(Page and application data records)
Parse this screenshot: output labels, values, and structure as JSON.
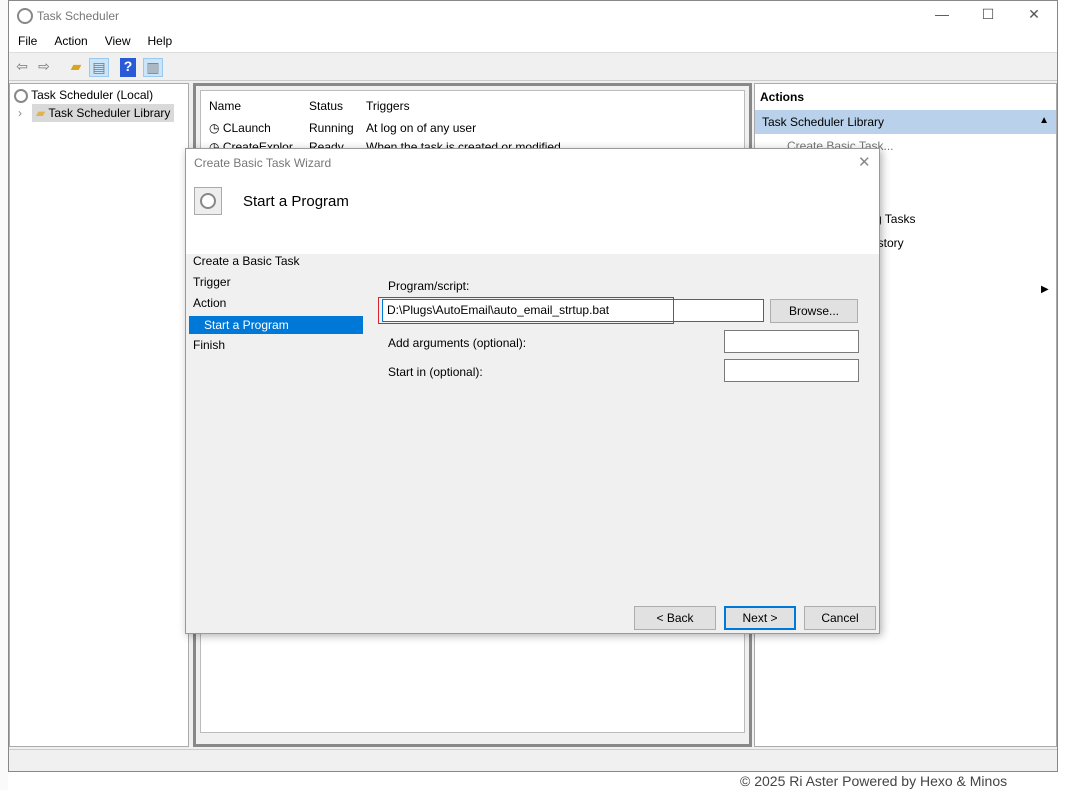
{
  "window": {
    "title": "Task Scheduler",
    "minimize": "—",
    "maximize": "☐",
    "close": "✕"
  },
  "menu": [
    "File",
    "Action",
    "View",
    "Help"
  ],
  "tree": {
    "root": "Task Scheduler (Local)",
    "library": "Task Scheduler Library"
  },
  "list": {
    "columns": [
      "Name",
      "Status",
      "Triggers"
    ],
    "rows": [
      {
        "name": "CLaunch",
        "status": "Running",
        "trigger": "At log on of any user"
      },
      {
        "name": "CreateExplor...",
        "status": "Ready",
        "trigger": "When the task is created or modified"
      }
    ]
  },
  "actions": {
    "header": "Actions",
    "section": "Task Scheduler Library",
    "items": [
      "Create Basic Task...",
      "g Tasks",
      "istory"
    ]
  },
  "dialog": {
    "title": "Create Basic Task Wizard",
    "heading": "Start a Program",
    "steps": [
      "Create a Basic Task",
      "Trigger",
      "Action",
      "Start a Program",
      "Finish"
    ],
    "program_label": "Program/script:",
    "program_value": "D:\\Plugs\\AutoEmail\\auto_email_strtup.bat",
    "browse": "Browse...",
    "args_label": "Add arguments (optional):",
    "args_value": "",
    "startin_label": "Start in (optional):",
    "startin_value": "",
    "back": "< Back",
    "next": "Next >",
    "cancel": "Cancel",
    "highlight_color": "#d9262e"
  },
  "background": {
    "footer": "© 2025 Ri Aster Powered by Hexo & Minos"
  }
}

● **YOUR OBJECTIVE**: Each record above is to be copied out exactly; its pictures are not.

● **EXERCISE RESULT**:
Parse this screenshot: output labels, values, and structure as JSON.
{
  "window": {
    "title": "Task Scheduler",
    "minimize": "—",
    "maximize": "☐",
    "close": "✕"
  },
  "menu": [
    "File",
    "Action",
    "View",
    "Help"
  ],
  "tree": {
    "root": "Task Scheduler (Local)",
    "library": "Task Scheduler Library"
  },
  "list": {
    "columns": [
      "Name",
      "Status",
      "Triggers"
    ],
    "rows": [
      {
        "name": "CLaunch",
        "status": "Running",
        "trigger": "At log on of any user"
      },
      {
        "name": "CreateExplor...",
        "status": "Ready",
        "trigger": "When the task is created or modified"
      }
    ]
  },
  "actions": {
    "header": "Actions",
    "section": "Task Scheduler Library",
    "items": [
      "Create Basic Task...",
      "g Tasks",
      "istory"
    ]
  },
  "dialog": {
    "title": "Create Basic Task Wizard",
    "heading": "Start a Program",
    "steps": [
      "Create a Basic Task",
      "Trigger",
      "Action",
      "Start a Program",
      "Finish"
    ],
    "program_label": "Program/script:",
    "program_value": "D:\\Plugs\\AutoEmail\\auto_email_strtup.bat",
    "browse": "Browse...",
    "args_label": "Add arguments (optional):",
    "args_value": "",
    "startin_label": "Start in (optional):",
    "startin_value": "",
    "back": "< Back",
    "next": "Next >",
    "cancel": "Cancel",
    "highlight_color": "#d9262e"
  },
  "background": {
    "footer": "© 2025 Ri Aster Powered by Hexo & Minos"
  }
}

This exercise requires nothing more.